• _What the exercise asks_
A single number is wanted: how many lines of the data include the string "Search".

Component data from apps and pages
------------------------
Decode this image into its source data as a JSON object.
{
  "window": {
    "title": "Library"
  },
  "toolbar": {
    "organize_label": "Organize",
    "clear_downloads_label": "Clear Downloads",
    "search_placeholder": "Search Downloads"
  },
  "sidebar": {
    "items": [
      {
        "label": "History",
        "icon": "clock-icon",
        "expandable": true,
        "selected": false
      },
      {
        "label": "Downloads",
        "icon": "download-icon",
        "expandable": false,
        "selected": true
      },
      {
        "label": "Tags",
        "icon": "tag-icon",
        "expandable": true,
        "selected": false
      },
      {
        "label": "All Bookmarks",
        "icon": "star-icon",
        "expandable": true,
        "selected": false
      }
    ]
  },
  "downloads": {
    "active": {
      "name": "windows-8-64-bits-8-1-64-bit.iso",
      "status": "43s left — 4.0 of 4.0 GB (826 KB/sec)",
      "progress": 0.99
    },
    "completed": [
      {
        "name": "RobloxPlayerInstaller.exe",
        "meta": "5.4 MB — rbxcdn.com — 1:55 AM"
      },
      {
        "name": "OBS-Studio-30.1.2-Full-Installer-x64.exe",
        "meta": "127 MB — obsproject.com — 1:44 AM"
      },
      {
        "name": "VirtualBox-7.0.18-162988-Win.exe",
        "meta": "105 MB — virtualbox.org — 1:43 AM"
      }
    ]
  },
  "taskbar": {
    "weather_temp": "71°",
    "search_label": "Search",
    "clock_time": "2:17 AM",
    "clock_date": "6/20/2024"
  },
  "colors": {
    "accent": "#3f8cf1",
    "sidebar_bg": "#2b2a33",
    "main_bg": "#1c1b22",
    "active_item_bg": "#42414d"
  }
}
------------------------
• _Answer area_
2